Describe logical interactions among a complex set of events,
conditions, physical parameters and states
Start with an initiating event and consider no logical difference
between an event and a condition
Proceed with set of exhaustive and exclusive events that could
follow and each event is associated with conditional probability
Proceed along each path to evaluate the next outcomes, and
so on and so forth
At the end of the any stage of tree, the probability of each
outcome is simply the product of the conditional probabilities of
preceding events and conditions
Initialize Event
Outcome B
Outcome A
Outcome A2
Outcome A1
Outcome B2
Outcome B1
And so on
And so on
Fig 1 : Event Tree
Conditional probability:
P (E2 | E 1) = {P (E2 E 1)} / P (E1)

Geotechnical Applications of
Probabilistic Methods
Studies of Safety of Dams, Dikes, and
Embankments
Probabilistic Seismic Hazard Analysis
Limit State Design or Load and Resistance
Factor
Nuclear Waste Repositories
Mining
Analysis of Retaining Wall Stability
FIG. 1 : Cantilever Retaining Wall with Silty Sand Backfill
(Source: J. Michael Duncan. (2000), Factors of Safety and
Reliability in Geotechnical Engineering)
Example: Retaining Wall Stability Example: Retaining Wall Stability
Cantilever
retaining wall
Compacted silty
sand backfill
Concrete footing
built on a layer
of silty sand
Backfill drained
to prevent build
up of water
pressure behind
the wall
Factor of Safety (FoS) against Sliding Factor of Safety (FoS) against Sliding
tan
ss
W
E
F
H
=
W = Weight of wall and backfill over the heel of the wall (lb/ft or kN/m)
tanH = Tangent of friction angle between base of wall and sand
E = Earth pressure force on vertical plane through heel of wall (lb/ft or kN/m)
HCV = Highest conceivable value of the parameter
LCV = Lowest conceivable value of the parameter
Steps involved in estimation of FoS Steps involved in estimation of FoS
Estimate the standard deviations of the
quantities involved In equation
1) Computation from data :
)
)
2
i
=
1
x x
N
o
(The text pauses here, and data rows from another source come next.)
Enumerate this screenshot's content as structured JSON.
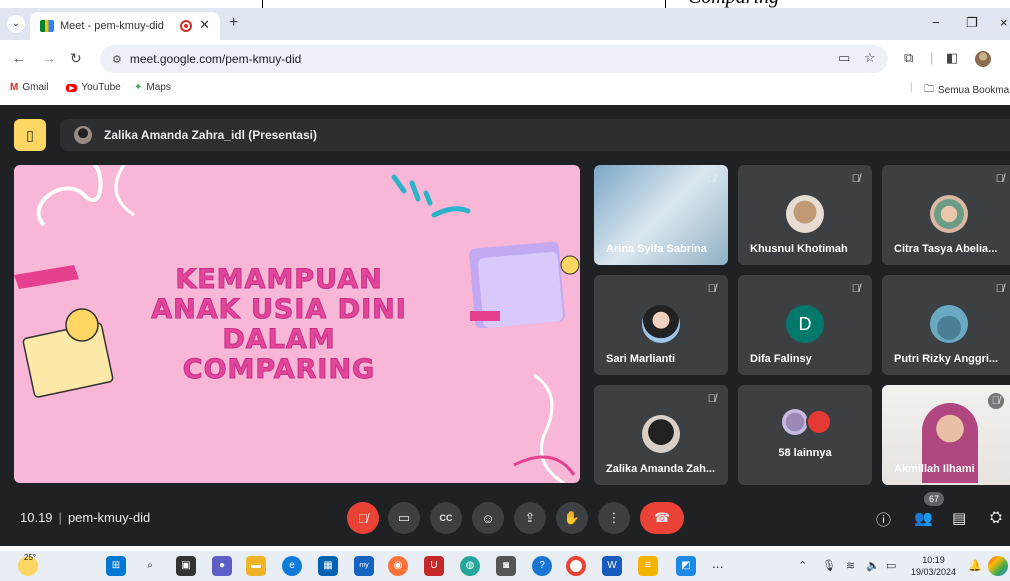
{
  "top_strip": {
    "cut_text": "Comparing"
  },
  "tab": {
    "title": "Meet - pem-kmuy-did",
    "new_tab": "+"
  },
  "window": {
    "minimize": "−",
    "restore": "❐",
    "close": "×"
  },
  "address": {
    "url": "meet.google.com/pem-kmuy-did"
  },
  "bookmarks": {
    "items": [
      {
        "label": "Gmail"
      },
      {
        "label": "YouTube"
      },
      {
        "label": "Maps"
      }
    ],
    "all_label": "Semua Bookma"
  },
  "meet": {
    "presenter_label": "Zalika Amanda Zahra_idl (Presentasi)",
    "slide_lines": [
      "KEMAMPUAN",
      "ANAK USIA DINI",
      "DALAM",
      "COMPARING"
    ],
    "participants": [
      {
        "name": "Arina Syifa Sabrina"
      },
      {
        "name": "Khusnul Khotimah"
      },
      {
        "name": "Citra Tasya Abelia..."
      },
      {
        "name": "Sari Marlianti"
      },
      {
        "name": "Difa Falinsy",
        "letter": "D"
      },
      {
        "name": "Putri Rizky Anggri..."
      },
      {
        "name": "Zalika Amanda Zah..."
      },
      {
        "name": "58 lainnya"
      },
      {
        "name": "Akmillah Ilhami"
      }
    ],
    "time": "10.19",
    "meeting_code": "pem-kmuy-did",
    "people_count": "67"
  },
  "taskbar": {
    "weather": "25°",
    "time": "10:19",
    "date": "19/03/2024",
    "overflow": "..."
  }
}
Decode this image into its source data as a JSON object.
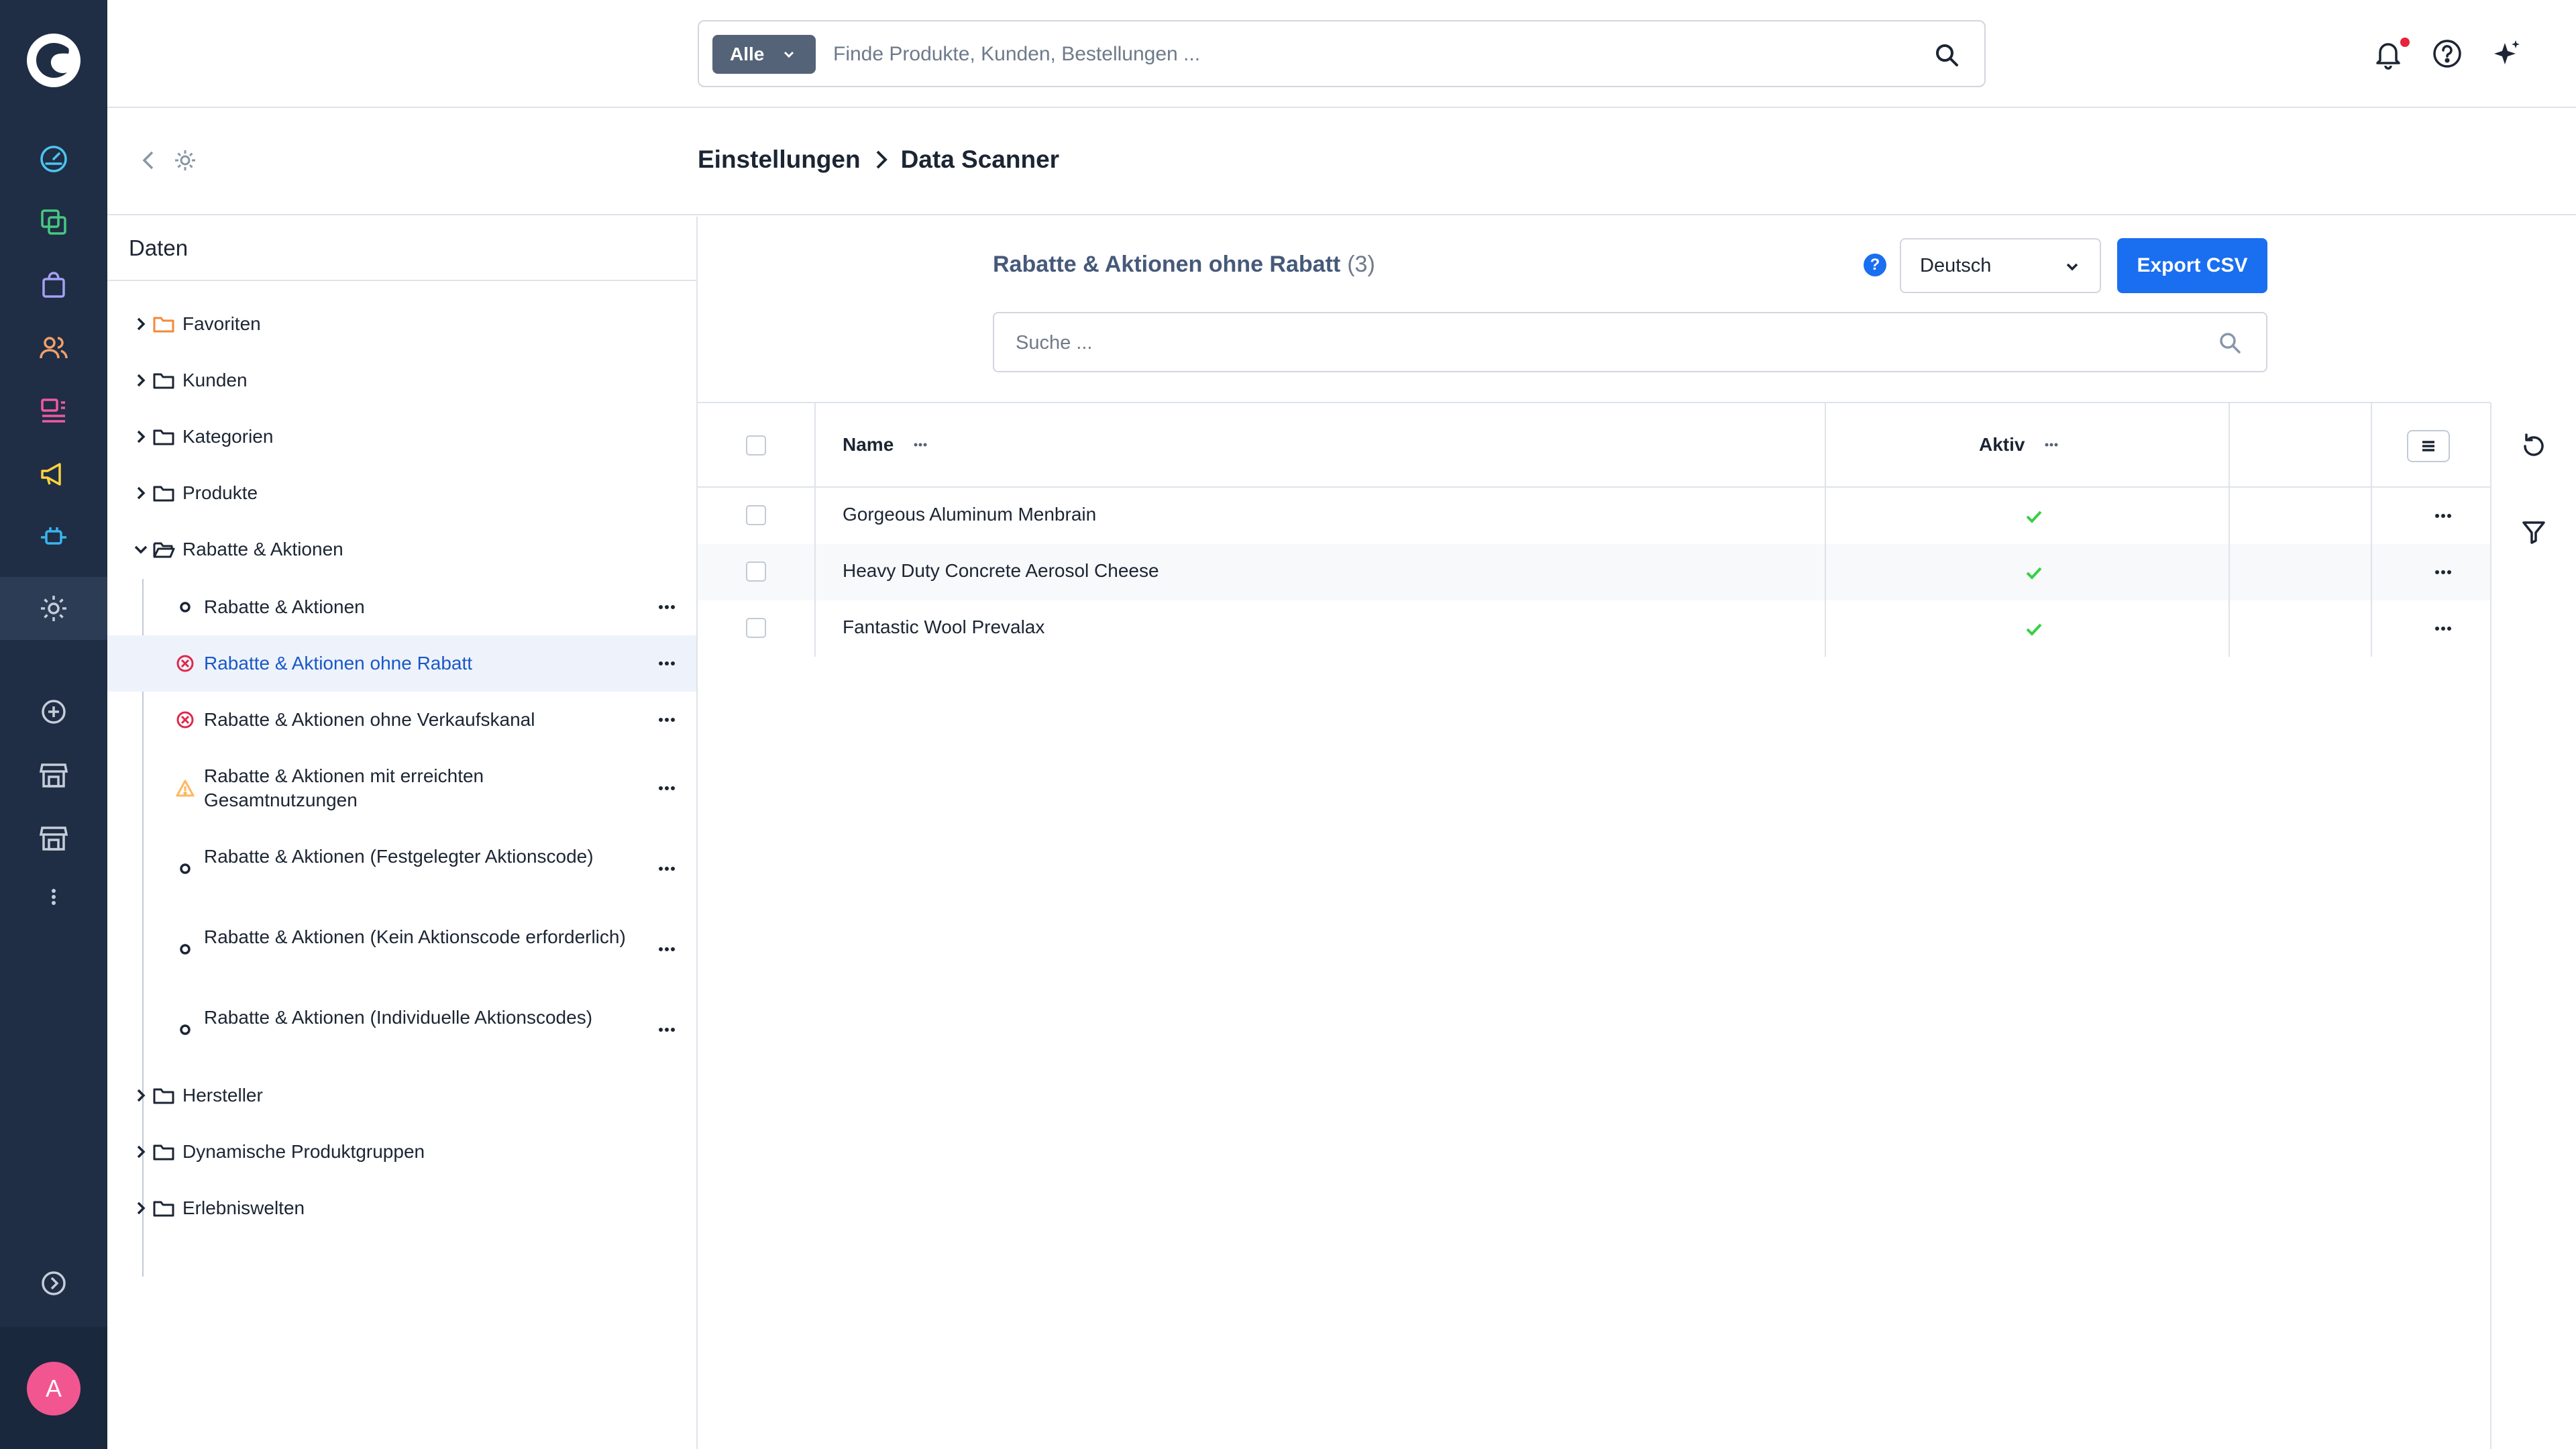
{
  "header": {
    "search_type": "Alle",
    "search_placeholder": "Finde Produkte, Kunden, Bestellungen ..."
  },
  "breadcrumb": {
    "parent": "Einstellungen",
    "current": "Data Scanner"
  },
  "user": {
    "avatar_initial": "A"
  },
  "tree": {
    "title": "Daten",
    "folders_top": [
      {
        "label": "Favoriten",
        "icon": "folder-icon",
        "color": "#f28a3a"
      },
      {
        "label": "Kunden",
        "icon": "folder-icon"
      },
      {
        "label": "Kategorien",
        "icon": "folder-icon"
      },
      {
        "label": "Produkte",
        "icon": "folder-icon"
      },
      {
        "label": "Rabatte & Aktionen",
        "icon": "folder-open-icon",
        "expanded": true
      }
    ],
    "children": [
      {
        "label": "Rabatte & Aktionen",
        "status": "neutral"
      },
      {
        "label": "Rabatte & Aktionen ohne Rabatt",
        "status": "error",
        "selected": true
      },
      {
        "label": "Rabatte & Aktionen ohne Verkaufskanal",
        "status": "error"
      },
      {
        "label": "Rabatte & Aktionen mit erreichten Gesamtnutzungen",
        "status": "warning"
      },
      {
        "label": "Rabatte & Aktionen (Festgelegter Aktionscode)",
        "status": "neutral"
      },
      {
        "label": "Rabatte & Aktionen (Kein Aktionscode erforderlich)",
        "status": "neutral"
      },
      {
        "label": "Rabatte & Aktionen (Individuelle Aktionscodes)",
        "status": "neutral"
      }
    ],
    "folders_bottom": [
      {
        "label": "Hersteller"
      },
      {
        "label": "Dynamische Produktgruppen"
      },
      {
        "label": "Erlebniswelten"
      }
    ]
  },
  "content": {
    "title": "Rabatte & Aktionen ohne Rabatt",
    "count": "(3)",
    "language": "Deutsch",
    "export_label": "Export CSV",
    "search_placeholder": "Suche ..."
  },
  "grid": {
    "columns": [
      "Name",
      "Aktiv"
    ],
    "rows": [
      {
        "name": "Gorgeous Aluminum Menbrain",
        "active": true
      },
      {
        "name": "Heavy Duty Concrete Aerosol Cheese",
        "active": true
      },
      {
        "name": "Fantastic Wool Prevalax",
        "active": true
      }
    ]
  },
  "colors": {
    "rail_bg": "#1f2e45",
    "accent_blue": "#1a6ef0",
    "success_green": "#37d046",
    "error_red": "#de294c",
    "warning_orange": "#ffb75d",
    "avatar_pink": "#f25691"
  }
}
2) Computation from published values :


V = Coefficient of variation
( ) *( ) V x o =
3) Computation from three sigma rule :
( - )

6
HCV LCV
o =
Estimation of the standard deviation and the Estimation of the standard deviation and the
coefficient of variation of the factor of safety coefficient of variation of the factor of safety
2 2 2 2
3 1 2 4
2 2 2 2
F
F
F
MLV
F F F F
F
V
o
o
A A A A
+ + + +
= + + +

' ' ' ' ' ' ' '
=
; F
F F
i
i
i
+
A =
4) Graphical three sigma rule may also be used for
estimation of standard deviation
/
i
F
+
=
Where Factor of safety calculated with the value of the
i
th
parameter increased / decreased by one
standard deviation from its best estimate value
F
MLV
= Most likely value of factor of safety, computed using
best estimate values for all of the parameters.
Finding probability of failure and the reliability
of the factor of safety
Assuming that factor of safety follows a lognormal distribution :
2
ln
2
ln
1
ln(1 )
MLV
F
V
V

+

+
' '
=
+
ln

= lognormal reliability index


V = coefficient of variation of
factor of safety
F
MLV
= most likely value of
factor of safety
Conclusions Conclusions
Thank you